Boy – Part One
Hell fire, I could’ve been a boy!
If times were then, what they are now.
I would be proud and whiskered
and wearing a fancy waistcoat.
Good and firm and smooth
against my ribs.
But I was content to be the butch dyke.
The one with the muscles
and the hammer and the saw.
The go to, to fix your car.
But hell fire,
if only times were then what they are now,
I could’ve been a boy.
Boy – Part Two
When my dad was a little girl
My Father, having three daughters at the time and no sons, used to start all the stories relating to his childhood with the words, ‘When I was a little girl’. This was met by giggles and denial that such a thing could be true but in my heart of hearts I believed him. After all, I knew deep down that I wasn’t really a little girl either and if my Dad could grow up to be a man, then so could I.
I have a vivid memory of walking to Sunday school, aged about six or seven, in the most awful, lacy and itchiest dress ever to be created in hell and thinking, ‘When I’m a boy I’ll never have to wear a dress like this’.
You may think my Father was thoughtless but the truth is, in retrospect, I can see that his words gave me a reason for why I wasn’t like the other little girls. Being mostly a happy little soul I got on with my life without too much angst and my family just let me be who I was. I pretended I was William Tell and made myself a bow while my sisters clomped around in my Mother’s old shoes.
As I got older still, I forgot about growing up to be a boy. I was still doing ‘boy’ stuff, helping my Dad to build his house, bricklaying, carpentry, electrics and I was content.
Then came the horrendous years, the teenage years when the whole world suddenly remembered I was a girl. Now I was odd, weird, bad, wrong and unnatural; all I had been spared so far suddenly rained down and I learned shame. I learned to pretend, wear make-up and by far the worst thing, have boyfriends.
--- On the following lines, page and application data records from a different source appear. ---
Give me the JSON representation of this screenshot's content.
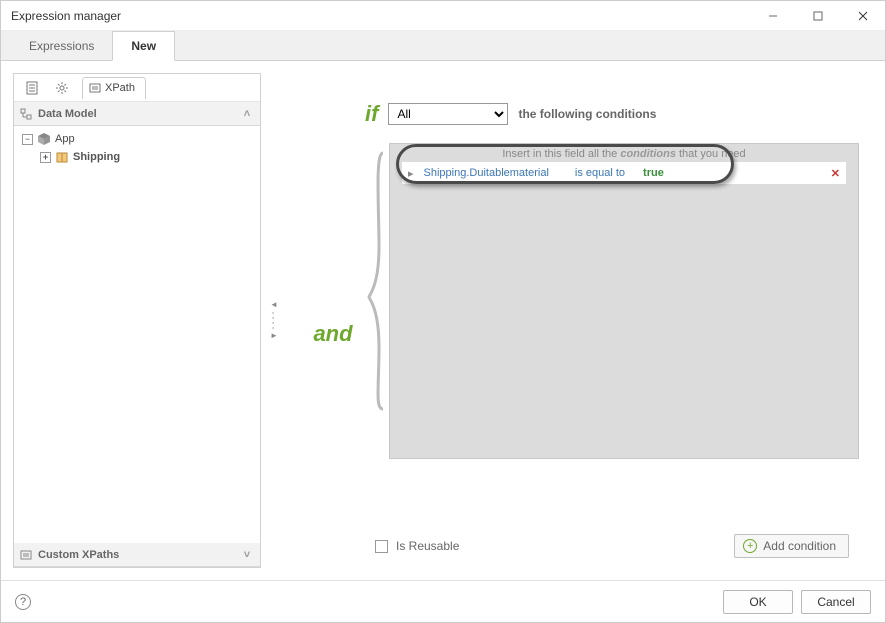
{
  "window": {
    "title": "Expression manager"
  },
  "tabs": {
    "expressions": "Expressions",
    "new": "New"
  },
  "left": {
    "xpath_tab": "XPath",
    "data_model_header": "Data Model",
    "custom_xpaths_header": "Custom XPaths",
    "tree": {
      "root": "App",
      "child": "Shipping"
    }
  },
  "expr": {
    "if_kw": "if",
    "quantifier": "All",
    "following": "the following conditions",
    "and_kw": "and",
    "hint_pre": "Insert in this field all the",
    "hint_em": "conditions",
    "hint_post": "that you need",
    "condition": {
      "lhs": "Shipping.Duitablematerial",
      "op": "is equal to",
      "val": "true"
    },
    "reusable_label": "Is Reusable",
    "add_label": "Add condition"
  },
  "buttons": {
    "ok": "OK",
    "cancel": "Cancel"
  }
}
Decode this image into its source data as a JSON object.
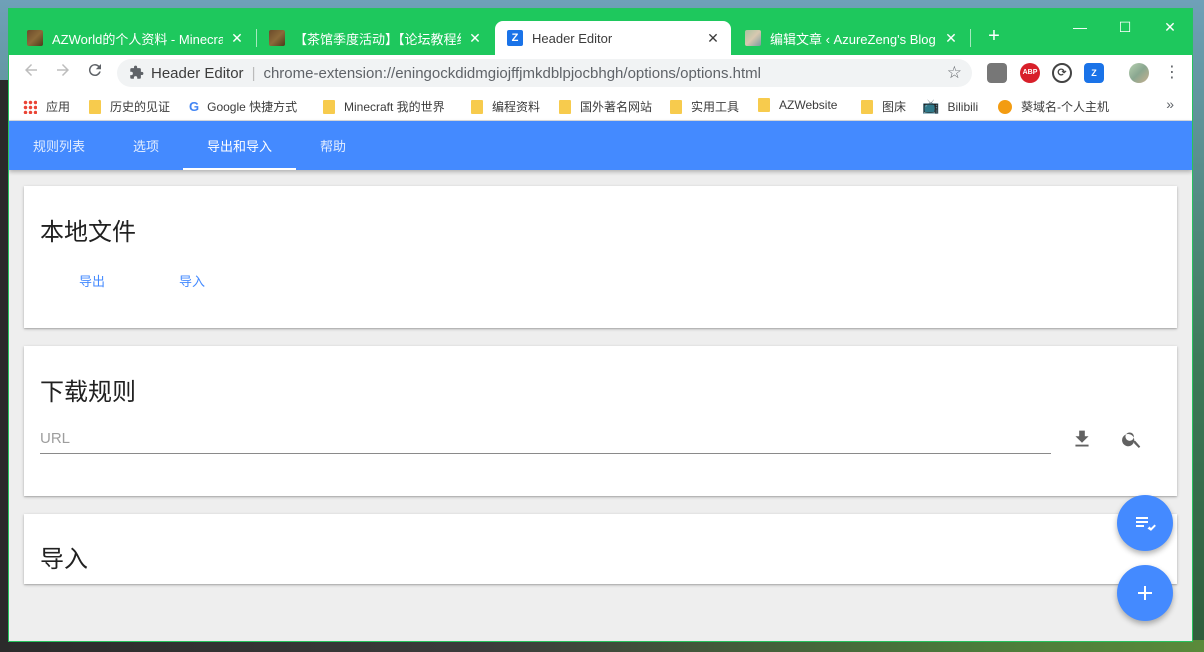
{
  "browser": {
    "tabs": [
      {
        "title": "AZWorld的个人资料 - Minecraft",
        "close": "✕"
      },
      {
        "title": "【茶馆季度活动】【论坛教程组】",
        "close": "✕"
      },
      {
        "title": "Header Editor",
        "close": "✕"
      },
      {
        "title": "编辑文章 ‹ AzureZeng's Blog —",
        "close": "✕"
      }
    ],
    "new_tab": "+",
    "window_controls": {
      "minimize": "—",
      "maximize": "☐",
      "close": "✕"
    },
    "omnibox": {
      "site": "Header Editor",
      "separator": "|",
      "url": "chrome-extension://eningockdidmgiojffjmkdblpjocbhgh/options/options.html"
    },
    "extensions": {
      "abp": "ABP",
      "header_editor": "Z"
    },
    "bookmarks": [
      "应用",
      "历史的见证",
      "Google 快捷方式",
      "Minecraft 我的世界",
      "编程资料",
      "国外著名网站",
      "实用工具",
      "AZWebsite",
      "图床",
      "Bilibili",
      "葵域名-个人主机"
    ],
    "bookmarks_more": "»"
  },
  "app": {
    "nav": [
      "规则列表",
      "选项",
      "导出和导入",
      "帮助"
    ],
    "active_nav": "导出和导入"
  },
  "cards": {
    "local_file": {
      "title": "本地文件",
      "export_label": "导出",
      "import_label": "导入"
    },
    "download_rules": {
      "title": "下载规则",
      "url_placeholder": "URL"
    },
    "import": {
      "title": "导入"
    }
  },
  "colors": {
    "tabstrip": "#1ec85d",
    "accent": "#448aff",
    "card_bg": "#ffffff",
    "page_bg": "#eeeeee"
  }
}
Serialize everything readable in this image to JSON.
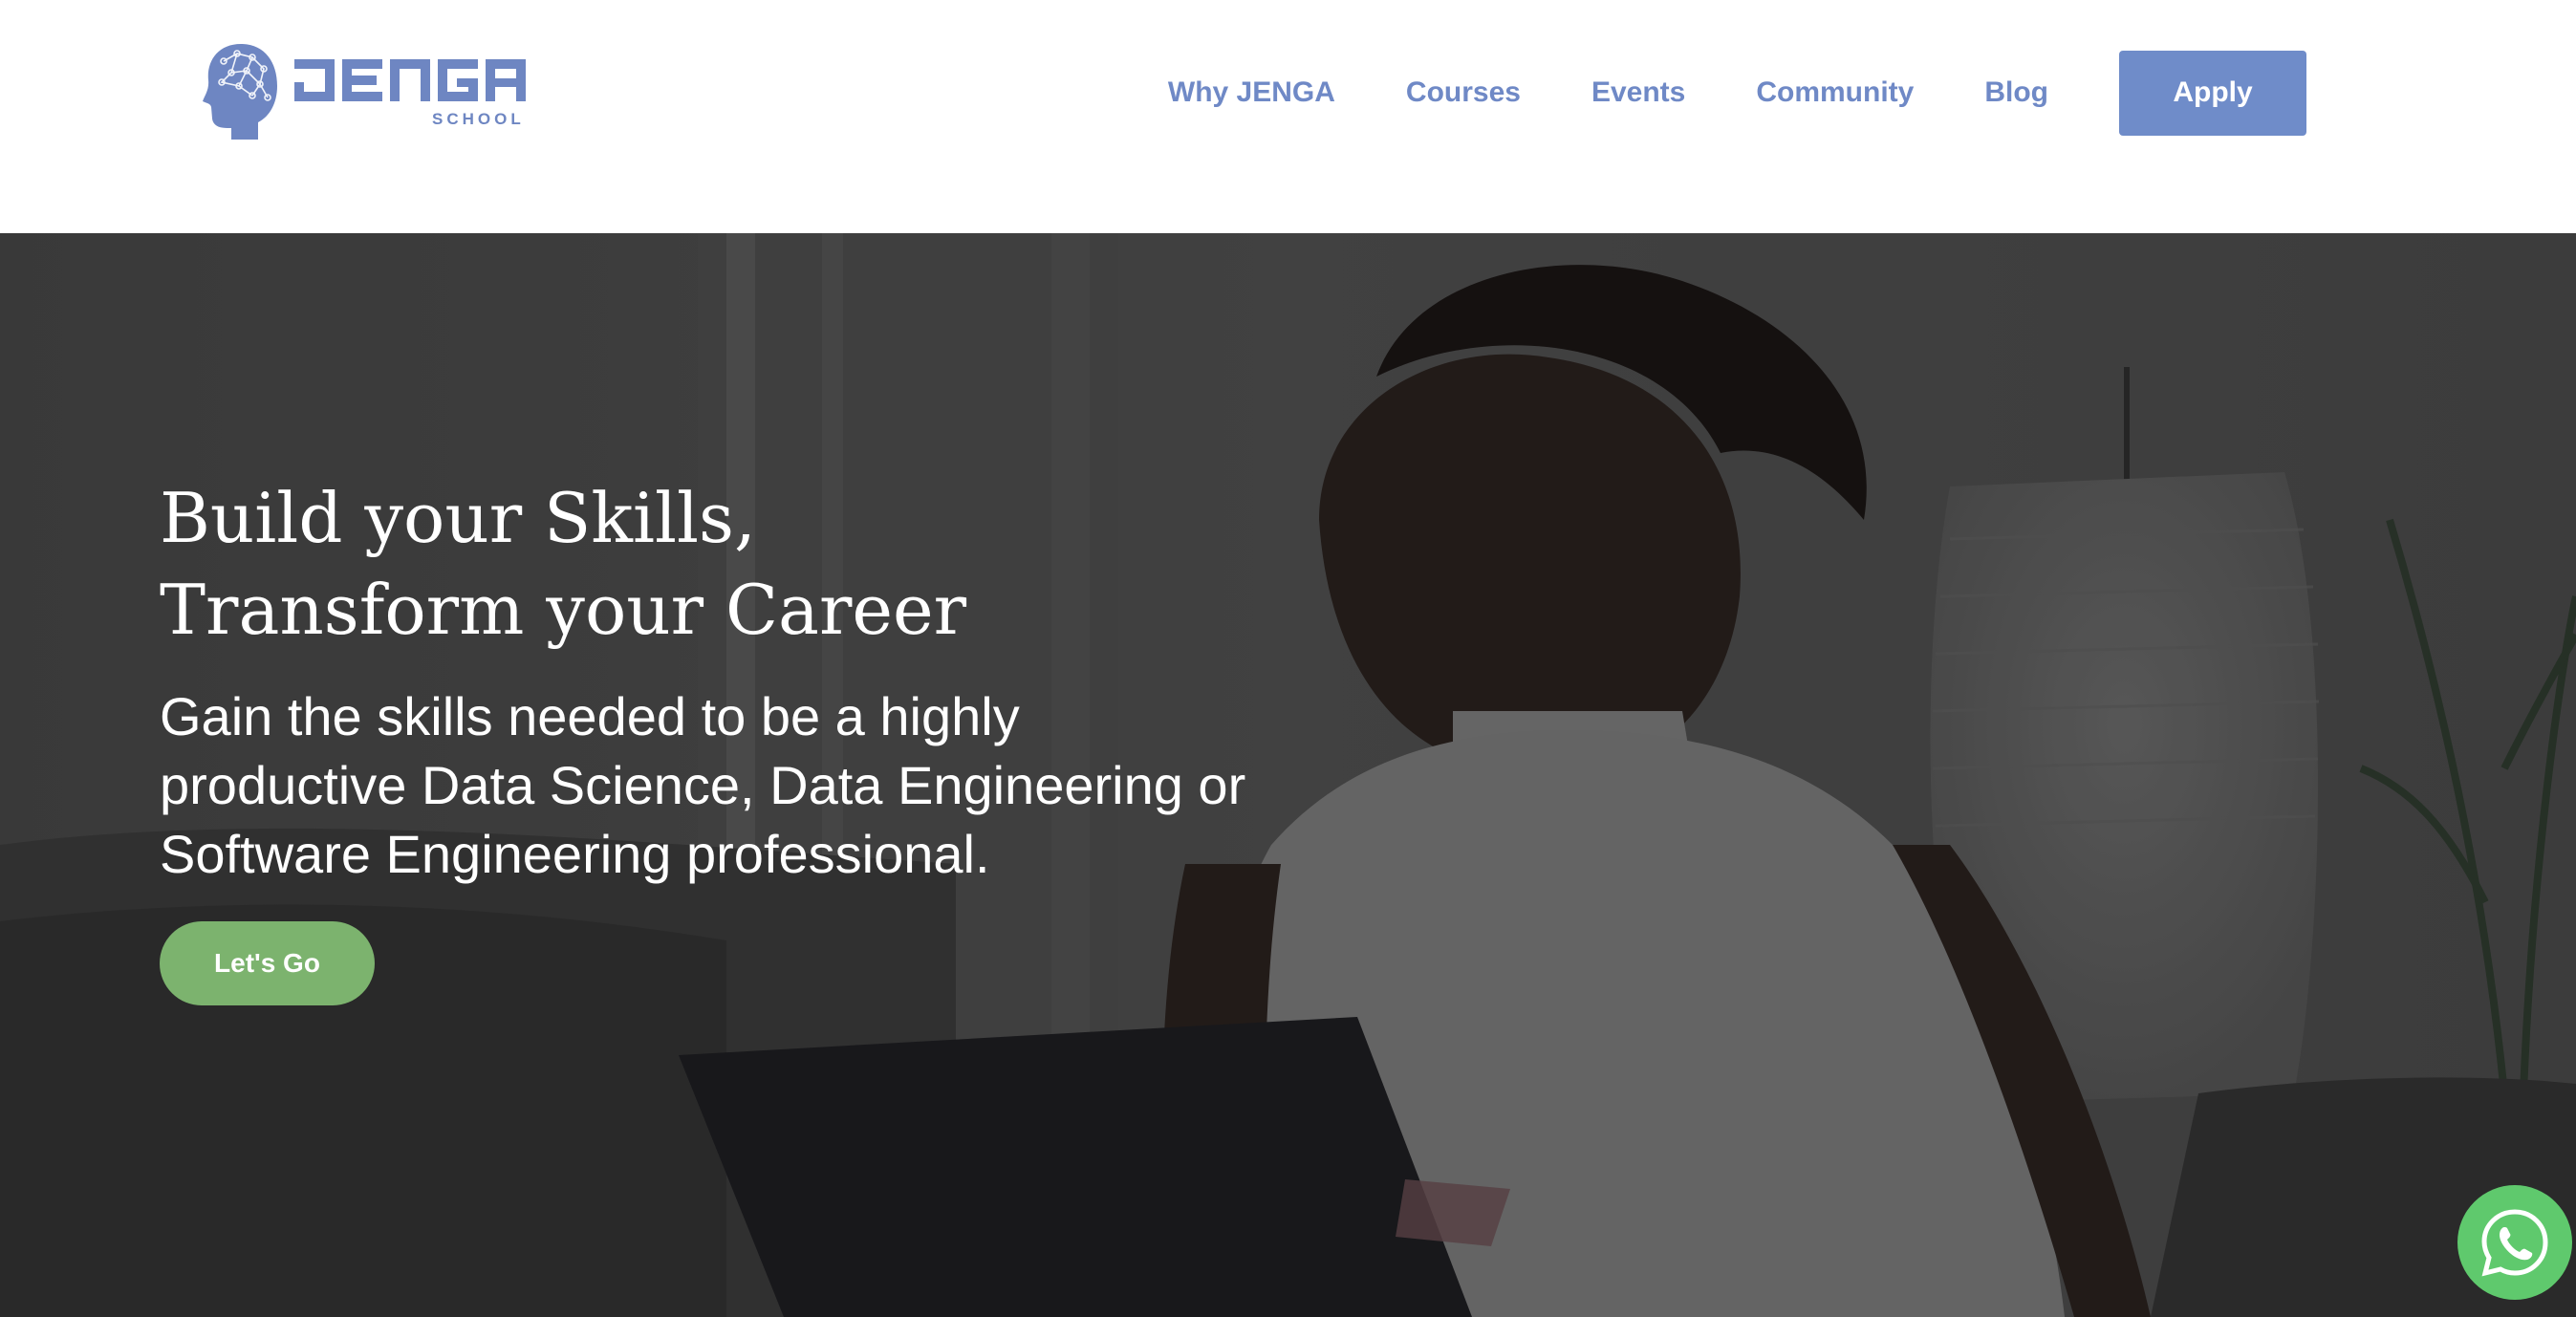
{
  "header": {
    "logo": {
      "wordmark": "JENGA",
      "sub": "SCHOOL",
      "icon": "brain-head-icon"
    },
    "nav": [
      {
        "label": "Why JENGA"
      },
      {
        "label": "Courses"
      },
      {
        "label": "Events"
      },
      {
        "label": "Community"
      },
      {
        "label": "Blog"
      }
    ],
    "apply_label": "Apply"
  },
  "hero": {
    "title_line1": "Build your Skills,",
    "title_line2": "Transform your Career",
    "subtitle": "Gain the skills needed to be a highly productive Data Science, Data Engineering or Software Engineering professional.",
    "cta_label": "Let's Go",
    "background": "woman-working-on-laptop-photo"
  },
  "floating": {
    "whatsapp_icon": "whatsapp-icon"
  },
  "colors": {
    "brand_blue": "#6f89c6",
    "cta_green": "#7cb36e",
    "whatsapp_green": "#5fc96d",
    "hero_overlay": "#3a3a3a"
  }
}
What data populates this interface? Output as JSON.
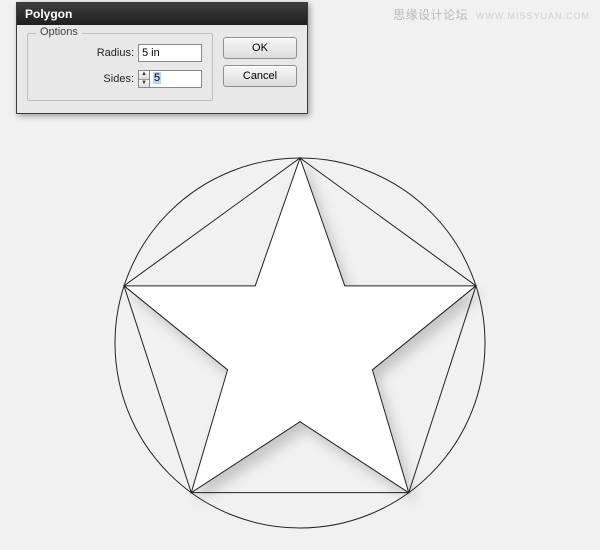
{
  "dialog": {
    "title": "Polygon",
    "options_legend": "Options",
    "radius_label": "Radius:",
    "radius_value": "5 in",
    "sides_label": "Sides:",
    "sides_value": "5",
    "ok_label": "OK",
    "cancel_label": "Cancel"
  },
  "watermark": {
    "text": "思缘设计论坛",
    "url": "WWW.MISSYUAN.COM"
  },
  "chart_data": {
    "type": "diagram",
    "shapes": [
      {
        "kind": "circle",
        "radius_in": 5
      },
      {
        "kind": "regular-polygon",
        "sides": 5,
        "radius_in": 5
      },
      {
        "kind": "star",
        "points": 5,
        "outer_radius_in": 5,
        "fill": "#ffffff"
      }
    ],
    "description": "Pentagon inscribed in circle with white 5-point star and drop shadow"
  }
}
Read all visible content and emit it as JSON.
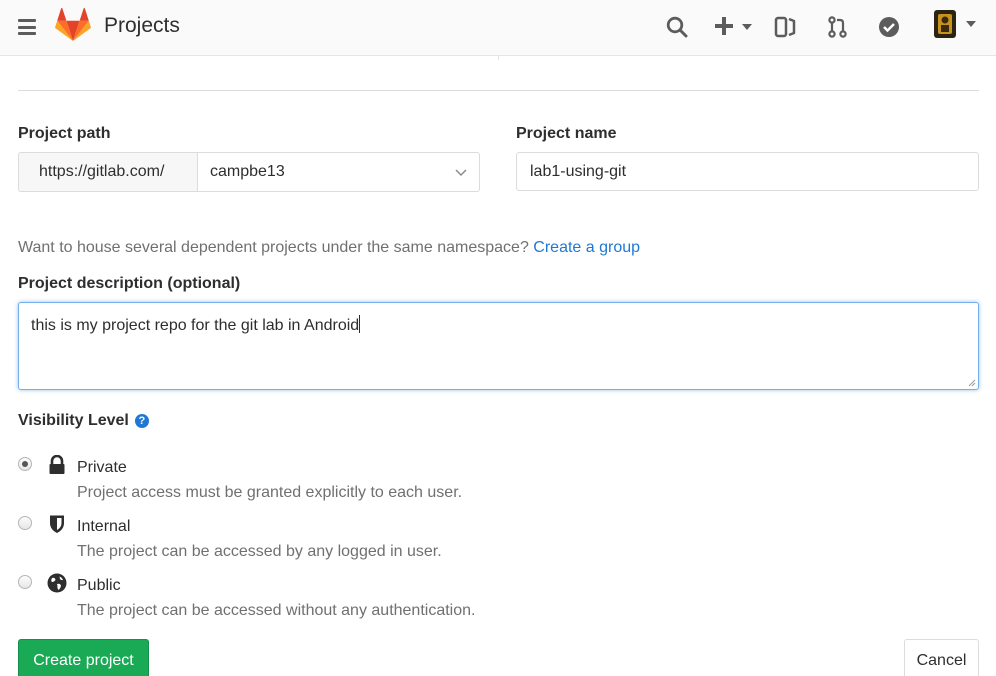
{
  "header": {
    "title": "Projects",
    "icons": [
      "menu-icon",
      "gitlab-logo",
      "search-icon",
      "plus-icon",
      "issues-icon",
      "merge-request-icon",
      "todo-icon",
      "avatar"
    ]
  },
  "form": {
    "project_path_label": "Project path",
    "path_prefix": "https://gitlab.com/",
    "namespace_value": "campbe13",
    "project_name_label": "Project name",
    "project_name_value": "lab1-using-git",
    "group_help_text": "Want to house several dependent projects under the same namespace?",
    "group_help_link": "Create a group",
    "description_label": "Project description (optional)",
    "description_value": "this is my project repo for the git lab in Android",
    "visibility_label": "Visibility Level",
    "visibility_help_glyph": "?",
    "visibility_options": [
      {
        "title": "Private",
        "description": "Project access must be granted explicitly to each user.",
        "icon": "lock-icon",
        "checked": true
      },
      {
        "title": "Internal",
        "description": "The project can be accessed by any logged in user.",
        "icon": "shield-icon",
        "checked": false
      },
      {
        "title": "Public",
        "description": "The project can be accessed without any authentication.",
        "icon": "globe-icon",
        "checked": false
      }
    ],
    "create_button": "Create project",
    "cancel_button": "Cancel"
  },
  "colors": {
    "primary_green": "#1aaa55",
    "link_blue": "#1f78d1",
    "focus_border": "#73afea",
    "muted_text": "#707070"
  }
}
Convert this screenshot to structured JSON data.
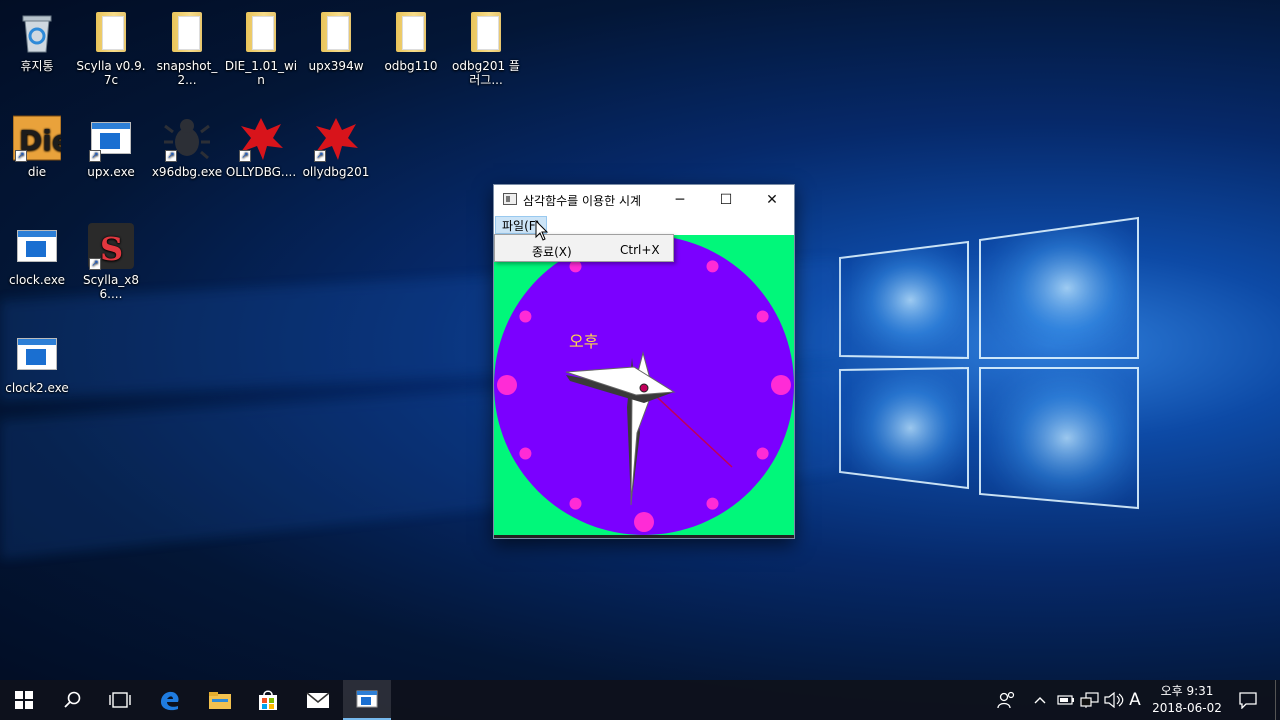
{
  "desktop": {
    "icons": [
      {
        "label": "휴지통",
        "type": "recycle-bin"
      },
      {
        "label": "Scylla v0.9.7c",
        "type": "folder"
      },
      {
        "label": "snapshot_2...",
        "type": "folder"
      },
      {
        "label": "DIE_1.01_win",
        "type": "folder"
      },
      {
        "label": "upx394w",
        "type": "folder"
      },
      {
        "label": "odbg110",
        "type": "folder"
      },
      {
        "label": "odbg201 플러그...",
        "type": "folder"
      },
      {
        "label": "die",
        "type": "die-app"
      },
      {
        "label": "upx.exe",
        "type": "exe-shortcut"
      },
      {
        "label": "x96dbg.exe",
        "type": "bug-shortcut"
      },
      {
        "label": "OLLYDBG....",
        "type": "olly-shortcut"
      },
      {
        "label": "ollydbg201",
        "type": "olly-shortcut"
      },
      {
        "label": "clock.exe",
        "type": "exe"
      },
      {
        "label": "Scylla_x86....",
        "type": "scylla-shortcut"
      },
      {
        "label": "clock2.exe",
        "type": "exe"
      }
    ]
  },
  "window": {
    "title": "삼각함수를 이용한 시계",
    "minimize": "─",
    "maximize": "☐",
    "close": "✕",
    "menu_file": "파일(F)",
    "clock": {
      "ampm": "오후",
      "background_color": "#01f77a",
      "face_color": "#7b00ff",
      "dot_color": "#ff2bd6"
    }
  },
  "dropdown": {
    "exit_label": "종료(X)",
    "exit_shortcut": "Ctrl+X"
  },
  "taskbar": {
    "tray_ime": "A",
    "time": "오후 9:31",
    "date": "2018-06-02"
  },
  "colors": {
    "accent": "#76b9ed",
    "menu_highlight": "#cce4f7"
  }
}
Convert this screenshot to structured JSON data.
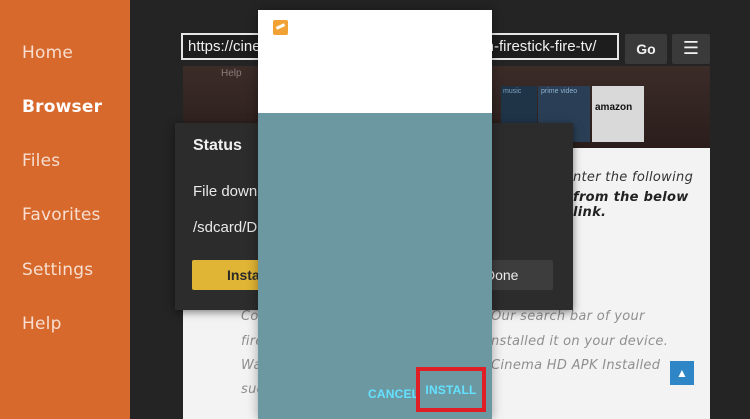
{
  "sidebar": {
    "items": [
      {
        "label": "Home"
      },
      {
        "label": "Browser"
      },
      {
        "label": "Files"
      },
      {
        "label": "Favorites"
      },
      {
        "label": "Settings"
      },
      {
        "label": "Help"
      }
    ],
    "active_index": 1,
    "color": "#d8692c"
  },
  "browser": {
    "url": "https://cinemahdapk.com/install-cinema-hd-on-firestick-fire-tv/",
    "go_label": "Go",
    "menu_icon": "hamburger-icon"
  },
  "web_page": {
    "hero_help": "Help",
    "hero_amazon": "amazon",
    "hero_music": "music",
    "hero_prime": "prime video",
    "lines": [
      "nter the following",
      "from the below link.",
      "Our search bar of your",
      "nstalled it on your device.",
      "Cinema HD APK Installed"
    ],
    "left_fragments": [
      "Co",
      "fire",
      "Wa",
      "suc"
    ]
  },
  "status_dialog": {
    "title": "Status",
    "message": "File downl",
    "path": "/sdcard/D",
    "install_label": "Insta",
    "done_label": "Done"
  },
  "installer": {
    "cancel_label": "CANCEL",
    "install_label": "INSTALL",
    "accent": "#65e1ff",
    "highlight_color": "#df1f25"
  }
}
At seventeen, I kissed a girl and learned the words ‘Lesbian’ and ‘Butch’. It proved to be the next best thing to being a boy but I still ask myself the question: ‘If I’d had the chance would I have preferred to grow up to be a man’?
Meg Williams, 59, Mid Wales